Just outside Thebes, the sun is rising on a small
house near the Nile. Nafrini is already up - with a farmer
as a husband, plus three small children, she's got a lot to
She starts by preparing breakfast of bread and fruit for her
family who, judging from the noise, are all now out of bed.
Like most Egyptian women, she's wearing a rough linen dress
and has a reed necklace with an amulet to the pregnant goddess
Tawaret - believed to help during the danger of childbirth.
Although they aren't wealthy, Nafrini and her husband, Sebi,
can still afford a servant, Akana, who helps around the house
and with the children. Once her husband has left for work,
Nafrini leaves the kids with Akana and goes to the market.
She needs to stock up the store cupboard - basics like lentils,
chickpeas, lettuce, onion and garlic. She might buy meat for
a special occasion, but it's much too expensive to eat every
When she gets back, she sprinkles water and natron cleansing
salts to keep the insects away. She puts down charcoal and
powdered bebet-plant to kill the fleas.
Today is laundry day, so Nafrini gathers up the bed linen
and the children for a trip to the river. She quite likes
this job. The day isn't too hot yet and she gets the latest
news and gossip from her friends - always keeping one eye
on the kids.
She normally puts the laundry in the river and pounds it against
a large stone - this is long before detergent or soap. But
today, all the best stones have been taken, so she has to
tread the laundry against pebbles in the shallows. When everything
is clean, she lays it out to dry in the sun.
While she waits, she tells the children to look for some reeds,
straw and dried dung to fuel the fire.
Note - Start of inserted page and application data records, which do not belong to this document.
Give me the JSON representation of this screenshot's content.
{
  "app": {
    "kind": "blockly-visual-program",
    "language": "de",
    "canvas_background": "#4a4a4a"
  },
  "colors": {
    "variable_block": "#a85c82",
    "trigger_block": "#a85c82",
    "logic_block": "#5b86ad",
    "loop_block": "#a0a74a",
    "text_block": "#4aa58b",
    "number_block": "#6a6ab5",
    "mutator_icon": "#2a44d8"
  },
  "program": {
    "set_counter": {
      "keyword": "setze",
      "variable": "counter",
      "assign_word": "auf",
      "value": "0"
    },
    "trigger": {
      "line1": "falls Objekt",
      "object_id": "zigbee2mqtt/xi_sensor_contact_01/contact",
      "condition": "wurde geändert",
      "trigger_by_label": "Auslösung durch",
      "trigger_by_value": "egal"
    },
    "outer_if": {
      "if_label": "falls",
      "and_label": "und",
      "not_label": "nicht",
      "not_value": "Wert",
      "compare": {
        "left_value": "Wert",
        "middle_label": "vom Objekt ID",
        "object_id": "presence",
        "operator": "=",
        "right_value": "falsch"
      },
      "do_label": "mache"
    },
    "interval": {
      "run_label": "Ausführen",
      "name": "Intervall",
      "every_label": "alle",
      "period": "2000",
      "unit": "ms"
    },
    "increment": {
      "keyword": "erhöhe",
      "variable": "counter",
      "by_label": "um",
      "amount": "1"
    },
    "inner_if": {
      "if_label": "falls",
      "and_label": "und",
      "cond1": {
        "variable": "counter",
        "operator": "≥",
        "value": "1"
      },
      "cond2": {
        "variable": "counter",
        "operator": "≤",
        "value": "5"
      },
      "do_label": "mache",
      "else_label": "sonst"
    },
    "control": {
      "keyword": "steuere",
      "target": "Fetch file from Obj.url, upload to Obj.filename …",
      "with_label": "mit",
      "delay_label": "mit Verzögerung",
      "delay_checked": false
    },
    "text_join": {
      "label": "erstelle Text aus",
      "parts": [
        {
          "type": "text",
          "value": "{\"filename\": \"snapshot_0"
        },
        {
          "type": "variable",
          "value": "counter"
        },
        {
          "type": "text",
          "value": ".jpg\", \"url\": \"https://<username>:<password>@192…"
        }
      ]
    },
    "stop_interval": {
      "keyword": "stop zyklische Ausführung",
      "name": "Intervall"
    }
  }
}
When the washing is
dry, she fills her large water-pot and they all go home.
After putting away the laundry, she sits down with Akana and
the children for a light lunch of bread and lettuce. The children
are arguing and pulling each other's hair, so she tells them
to go out and look for wild honey, which she uses to sweeten
food - sugar won't be discovered for thousands of years yet.
With the house now quiet, Nafrini can get on with some cooking.
She lights the conical mud fire and starts grinding emmet
wheat to make flour for the bread. She adds water to make
dough, which she rounds off into flat loaves and then puts
in the oven.
While the bread is baking, she starts on the beer. From the
oven, she takes some partly-baked barley dough and crumbles
it into a large vat. She adds some water and date juice, and
leaves it to ferment.
The bread is baked, the children have brought back some honey
and Sebi will soon be home, so Nafrini starts on dinner. Today,
the Tutanwhatsit family is having a stew of lentils, chickpeas
and onion. Nafrini knows Sebi will be happy, because the night
before he had been grumbling about eating nothing but bread.
Everything is put in a clay pot and goes into the oven.
Sebi arrives home and the family sits down to eat. By the
time they've finished, it's six o'clock and the sun has almost
set. With no electricity, their day follows the rise and fall
of the sun. They all go to bed and are soon fast asleep.
Where to Next:
A Day in the Life of a Pharaoh,
Virtual Egypt - Tour through
some of the New Kingdom's most historic sites as they are
Hieroglyphics - Spell your
name or take the quiz